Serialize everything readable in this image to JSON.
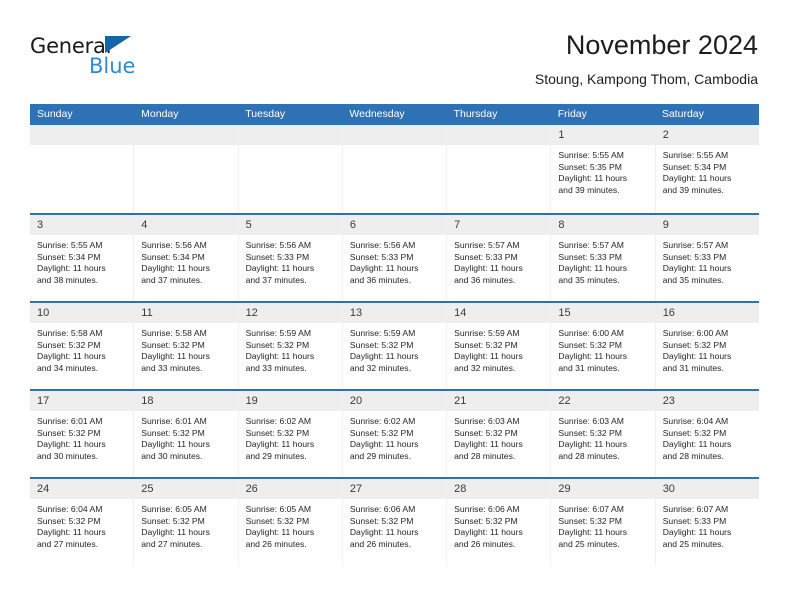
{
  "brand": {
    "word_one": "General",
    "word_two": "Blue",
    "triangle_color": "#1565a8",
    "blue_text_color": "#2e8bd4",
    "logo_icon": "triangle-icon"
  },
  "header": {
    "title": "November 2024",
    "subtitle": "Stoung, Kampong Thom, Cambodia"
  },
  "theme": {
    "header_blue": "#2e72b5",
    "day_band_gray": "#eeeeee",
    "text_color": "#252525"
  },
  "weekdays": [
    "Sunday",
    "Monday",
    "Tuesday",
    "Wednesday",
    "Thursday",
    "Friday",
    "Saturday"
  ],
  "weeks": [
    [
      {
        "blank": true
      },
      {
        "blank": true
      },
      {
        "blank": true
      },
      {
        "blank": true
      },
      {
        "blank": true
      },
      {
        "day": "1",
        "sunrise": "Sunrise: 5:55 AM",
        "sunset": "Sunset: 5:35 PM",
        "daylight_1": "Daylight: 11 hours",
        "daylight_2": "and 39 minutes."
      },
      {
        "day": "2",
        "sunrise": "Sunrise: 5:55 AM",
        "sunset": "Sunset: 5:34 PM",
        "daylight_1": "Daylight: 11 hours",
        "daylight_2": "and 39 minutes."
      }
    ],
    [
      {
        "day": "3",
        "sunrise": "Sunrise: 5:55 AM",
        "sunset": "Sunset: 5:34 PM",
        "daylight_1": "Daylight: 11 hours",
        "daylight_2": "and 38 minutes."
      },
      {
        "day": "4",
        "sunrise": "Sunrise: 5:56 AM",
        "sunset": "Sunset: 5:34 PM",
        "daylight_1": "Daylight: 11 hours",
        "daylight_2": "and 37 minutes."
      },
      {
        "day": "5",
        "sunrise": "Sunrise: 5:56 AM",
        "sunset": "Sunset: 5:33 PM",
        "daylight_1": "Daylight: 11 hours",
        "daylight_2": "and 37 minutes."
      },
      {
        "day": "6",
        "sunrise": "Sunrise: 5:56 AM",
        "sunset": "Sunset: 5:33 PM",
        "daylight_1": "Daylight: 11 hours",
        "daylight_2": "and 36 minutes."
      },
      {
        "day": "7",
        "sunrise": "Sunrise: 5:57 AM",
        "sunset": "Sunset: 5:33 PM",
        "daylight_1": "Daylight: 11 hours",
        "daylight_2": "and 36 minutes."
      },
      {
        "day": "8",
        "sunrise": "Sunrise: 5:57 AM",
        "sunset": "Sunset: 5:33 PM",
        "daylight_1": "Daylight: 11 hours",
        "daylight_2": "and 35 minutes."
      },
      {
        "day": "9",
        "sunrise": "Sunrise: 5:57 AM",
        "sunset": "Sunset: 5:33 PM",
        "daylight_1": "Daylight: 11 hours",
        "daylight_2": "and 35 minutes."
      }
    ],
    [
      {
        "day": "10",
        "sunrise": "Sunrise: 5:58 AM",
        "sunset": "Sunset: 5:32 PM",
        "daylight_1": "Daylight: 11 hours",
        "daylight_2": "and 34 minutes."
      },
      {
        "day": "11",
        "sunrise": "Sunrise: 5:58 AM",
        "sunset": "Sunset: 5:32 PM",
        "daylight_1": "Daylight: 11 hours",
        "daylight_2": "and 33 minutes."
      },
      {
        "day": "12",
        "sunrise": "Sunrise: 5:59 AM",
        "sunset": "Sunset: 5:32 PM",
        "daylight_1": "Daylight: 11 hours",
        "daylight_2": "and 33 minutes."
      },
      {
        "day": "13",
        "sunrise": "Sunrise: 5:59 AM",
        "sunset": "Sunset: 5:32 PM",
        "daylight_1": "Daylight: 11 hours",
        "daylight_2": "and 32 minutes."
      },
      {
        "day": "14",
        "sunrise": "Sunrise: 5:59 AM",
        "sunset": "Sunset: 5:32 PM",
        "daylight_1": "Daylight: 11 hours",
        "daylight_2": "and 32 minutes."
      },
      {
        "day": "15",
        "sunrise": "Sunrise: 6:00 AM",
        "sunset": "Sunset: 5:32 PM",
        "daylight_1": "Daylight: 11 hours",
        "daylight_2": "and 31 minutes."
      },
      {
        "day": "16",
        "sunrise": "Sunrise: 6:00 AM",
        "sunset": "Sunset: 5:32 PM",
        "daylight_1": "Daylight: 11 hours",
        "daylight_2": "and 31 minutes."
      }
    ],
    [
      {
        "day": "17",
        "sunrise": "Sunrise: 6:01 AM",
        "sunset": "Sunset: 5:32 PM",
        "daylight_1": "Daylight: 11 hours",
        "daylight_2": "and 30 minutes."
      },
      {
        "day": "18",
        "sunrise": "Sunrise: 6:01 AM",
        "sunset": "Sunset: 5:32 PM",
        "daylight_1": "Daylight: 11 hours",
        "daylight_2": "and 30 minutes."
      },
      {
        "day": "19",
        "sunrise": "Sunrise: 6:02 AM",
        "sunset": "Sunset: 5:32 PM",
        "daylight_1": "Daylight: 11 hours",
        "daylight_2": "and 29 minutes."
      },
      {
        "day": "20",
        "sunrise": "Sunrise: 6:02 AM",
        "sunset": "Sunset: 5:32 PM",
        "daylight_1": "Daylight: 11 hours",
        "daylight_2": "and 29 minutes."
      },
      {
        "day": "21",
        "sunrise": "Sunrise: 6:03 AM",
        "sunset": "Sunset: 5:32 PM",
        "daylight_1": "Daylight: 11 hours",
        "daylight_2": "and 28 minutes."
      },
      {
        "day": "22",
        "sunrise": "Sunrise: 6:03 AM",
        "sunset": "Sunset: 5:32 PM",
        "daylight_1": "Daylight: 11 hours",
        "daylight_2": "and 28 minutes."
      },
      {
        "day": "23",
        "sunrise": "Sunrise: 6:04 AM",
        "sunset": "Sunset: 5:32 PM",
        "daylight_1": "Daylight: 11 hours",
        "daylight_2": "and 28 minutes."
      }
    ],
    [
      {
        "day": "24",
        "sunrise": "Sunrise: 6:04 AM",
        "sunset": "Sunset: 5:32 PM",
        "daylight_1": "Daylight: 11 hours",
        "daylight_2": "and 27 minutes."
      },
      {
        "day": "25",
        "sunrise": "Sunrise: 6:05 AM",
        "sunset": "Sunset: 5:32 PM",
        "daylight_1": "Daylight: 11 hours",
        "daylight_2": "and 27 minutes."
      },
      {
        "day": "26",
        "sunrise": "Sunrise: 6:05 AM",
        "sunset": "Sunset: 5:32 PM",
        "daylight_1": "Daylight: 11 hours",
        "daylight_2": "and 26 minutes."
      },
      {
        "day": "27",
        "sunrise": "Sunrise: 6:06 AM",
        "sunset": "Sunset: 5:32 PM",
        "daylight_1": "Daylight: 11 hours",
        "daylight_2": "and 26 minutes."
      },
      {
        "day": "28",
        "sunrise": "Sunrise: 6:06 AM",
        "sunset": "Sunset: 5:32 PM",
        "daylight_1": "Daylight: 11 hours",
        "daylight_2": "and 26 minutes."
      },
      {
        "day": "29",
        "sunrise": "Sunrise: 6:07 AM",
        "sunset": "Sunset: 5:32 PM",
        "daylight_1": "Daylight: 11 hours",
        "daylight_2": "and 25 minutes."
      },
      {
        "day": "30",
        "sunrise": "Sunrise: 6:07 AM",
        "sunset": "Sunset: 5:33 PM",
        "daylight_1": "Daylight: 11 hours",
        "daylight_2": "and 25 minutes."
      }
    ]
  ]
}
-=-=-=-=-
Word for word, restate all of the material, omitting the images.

Serialize everything readable in this image to JSON.
{
  "brand": {
    "word_one": "General",
    "word_two": "Blue",
    "triangle_color": "#1565a8",
    "blue_text_color": "#2e8bd4",
    "logo_icon": "triangle-icon"
  },
  "header": {
    "title": "November 2024",
    "subtitle": "Stoung, Kampong Thom, Cambodia"
  },
  "theme": {
    "header_blue": "#2e72b5",
    "day_band_gray": "#eeeeee",
    "text_color": "#252525"
  },
  "weekdays": [
    "Sunday",
    "Monday",
    "Tuesday",
    "Wednesday",
    "Thursday",
    "Friday",
    "Saturday"
  ],
  "weeks": [
    [
      {
        "blank": true
      },
      {
        "blank": true
      },
      {
        "blank": true
      },
      {
        "blank": true
      },
      {
        "blank": true
      },
      {
        "day": "1",
        "sunrise": "Sunrise: 5:55 AM",
        "sunset": "Sunset: 5:35 PM",
        "daylight_1": "Daylight: 11 hours",
        "daylight_2": "and 39 minutes."
      },
      {
        "day": "2",
        "sunrise": "Sunrise: 5:55 AM",
        "sunset": "Sunset: 5:34 PM",
        "daylight_1": "Daylight: 11 hours",
        "daylight_2": "and 39 minutes."
      }
    ],
    [
      {
        "day": "3",
        "sunrise": "Sunrise: 5:55 AM",
        "sunset": "Sunset: 5:34 PM",
        "daylight_1": "Daylight: 11 hours",
        "daylight_2": "and 38 minutes."
      },
      {
        "day": "4",
        "sunrise": "Sunrise: 5:56 AM",
        "sunset": "Sunset: 5:34 PM",
        "daylight_1": "Daylight: 11 hours",
        "daylight_2": "and 37 minutes."
      },
      {
        "day": "5",
        "sunrise": "Sunrise: 5:56 AM",
        "sunset": "Sunset: 5:33 PM",
        "daylight_1": "Daylight: 11 hours",
        "daylight_2": "and 37 minutes."
      },
      {
        "day": "6",
        "sunrise": "Sunrise: 5:56 AM",
        "sunset": "Sunset: 5:33 PM",
        "daylight_1": "Daylight: 11 hours",
        "daylight_2": "and 36 minutes."
      },
      {
        "day": "7",
        "sunrise": "Sunrise: 5:57 AM",
        "sunset": "Sunset: 5:33 PM",
        "daylight_1": "Daylight: 11 hours",
        "daylight_2": "and 36 minutes."
      },
      {
        "day": "8",
        "sunrise": "Sunrise: 5:57 AM",
        "sunset": "Sunset: 5:33 PM",
        "daylight_1": "Daylight: 11 hours",
        "daylight_2": "and 35 minutes."
      },
      {
        "day": "9",
        "sunrise": "Sunrise: 5:57 AM",
        "sunset": "Sunset: 5:33 PM",
        "daylight_1": "Daylight: 11 hours",
        "daylight_2": "and 35 minutes."
      }
    ],
    [
      {
        "day": "10",
        "sunrise": "Sunrise: 5:58 AM",
        "sunset": "Sunset: 5:32 PM",
        "daylight_1": "Daylight: 11 hours",
        "daylight_2": "and 34 minutes."
      },
      {
        "day": "11",
        "sunrise": "Sunrise: 5:58 AM",
        "sunset": "Sunset: 5:32 PM",
        "daylight_1": "Daylight: 11 hours",
        "daylight_2": "and 33 minutes."
      },
      {
        "day": "12",
        "sunrise": "Sunrise: 5:59 AM",
        "sunset": "Sunset: 5:32 PM",
        "daylight_1": "Daylight: 11 hours",
        "daylight_2": "and 33 minutes."
      },
      {
        "day": "13",
        "sunrise": "Sunrise: 5:59 AM",
        "sunset": "Sunset: 5:32 PM",
        "daylight_1": "Daylight: 11 hours",
        "daylight_2": "and 32 minutes."
      },
      {
        "day": "14",
        "sunrise": "Sunrise: 5:59 AM",
        "sunset": "Sunset: 5:32 PM",
        "daylight_1": "Daylight: 11 hours",
        "daylight_2": "and 32 minutes."
      },
      {
        "day": "15",
        "sunrise": "Sunrise: 6:00 AM",
        "sunset": "Sunset: 5:32 PM",
        "daylight_1": "Daylight: 11 hours",
        "daylight_2": "and 31 minutes."
      },
      {
        "day": "16",
        "sunrise": "Sunrise: 6:00 AM",
        "sunset": "Sunset: 5:32 PM",
        "daylight_1": "Daylight: 11 hours",
        "daylight_2": "and 31 minutes."
      }
    ],
    [
      {
        "day": "17",
        "sunrise": "Sunrise: 6:01 AM",
        "sunset": "Sunset: 5:32 PM",
        "daylight_1": "Daylight: 11 hours",
        "daylight_2": "and 30 minutes."
      },
      {
        "day": "18",
        "sunrise": "Sunrise: 6:01 AM",
        "sunset": "Sunset: 5:32 PM",
        "daylight_1": "Daylight: 11 hours",
        "daylight_2": "and 30 minutes."
      },
      {
        "day": "19",
        "sunrise": "Sunrise: 6:02 AM",
        "sunset": "Sunset: 5:32 PM",
        "daylight_1": "Daylight: 11 hours",
        "daylight_2": "and 29 minutes."
      },
      {
        "day": "20",
        "sunrise": "Sunrise: 6:02 AM",
        "sunset": "Sunset: 5:32 PM",
        "daylight_1": "Daylight: 11 hours",
        "daylight_2": "and 29 minutes."
      },
      {
        "day": "21",
        "sunrise": "Sunrise: 6:03 AM",
        "sunset": "Sunset: 5:32 PM",
        "daylight_1": "Daylight: 11 hours",
        "daylight_2": "and 28 minutes."
      },
      {
        "day": "22",
        "sunrise": "Sunrise: 6:03 AM",
        "sunset": "Sunset: 5:32 PM",
        "daylight_1": "Daylight: 11 hours",
        "daylight_2": "and 28 minutes."
      },
      {
        "day": "23",
        "sunrise": "Sunrise: 6:04 AM",
        "sunset": "Sunset: 5:32 PM",
        "daylight_1": "Daylight: 11 hours",
        "daylight_2": "and 28 minutes."
      }
    ],
    [
      {
        "day": "24",
        "sunrise": "Sunrise: 6:04 AM",
        "sunset": "Sunset: 5:32 PM",
        "daylight_1": "Daylight: 11 hours",
        "daylight_2": "and 27 minutes."
      },
      {
        "day": "25",
        "sunrise": "Sunrise: 6:05 AM",
        "sunset": "Sunset: 5:32 PM",
        "daylight_1": "Daylight: 11 hours",
        "daylight_2": "and 27 minutes."
      },
      {
        "day": "26",
        "sunrise": "Sunrise: 6:05 AM",
        "sunset": "Sunset: 5:32 PM",
        "daylight_1": "Daylight: 11 hours",
        "daylight_2": "and 26 minutes."
      },
      {
        "day": "27",
        "sunrise": "Sunrise: 6:06 AM",
        "sunset": "Sunset: 5:32 PM",
        "daylight_1": "Daylight: 11 hours",
        "daylight_2": "and 26 minutes."
      },
      {
        "day": "28",
        "sunrise": "Sunrise: 6:06 AM",
        "sunset": "Sunset: 5:32 PM",
        "daylight_1": "Daylight: 11 hours",
        "daylight_2": "and 26 minutes."
      },
      {
        "day": "29",
        "sunrise": "Sunrise: 6:07 AM",
        "sunset": "Sunset: 5:32 PM",
        "daylight_1": "Daylight: 11 hours",
        "daylight_2": "and 25 minutes."
      },
      {
        "day": "30",
        "sunrise": "Sunrise: 6:07 AM",
        "sunset": "Sunset: 5:33 PM",
        "daylight_1": "Daylight: 11 hours",
        "daylight_2": "and 25 minutes."
      }
    ]
  ]
}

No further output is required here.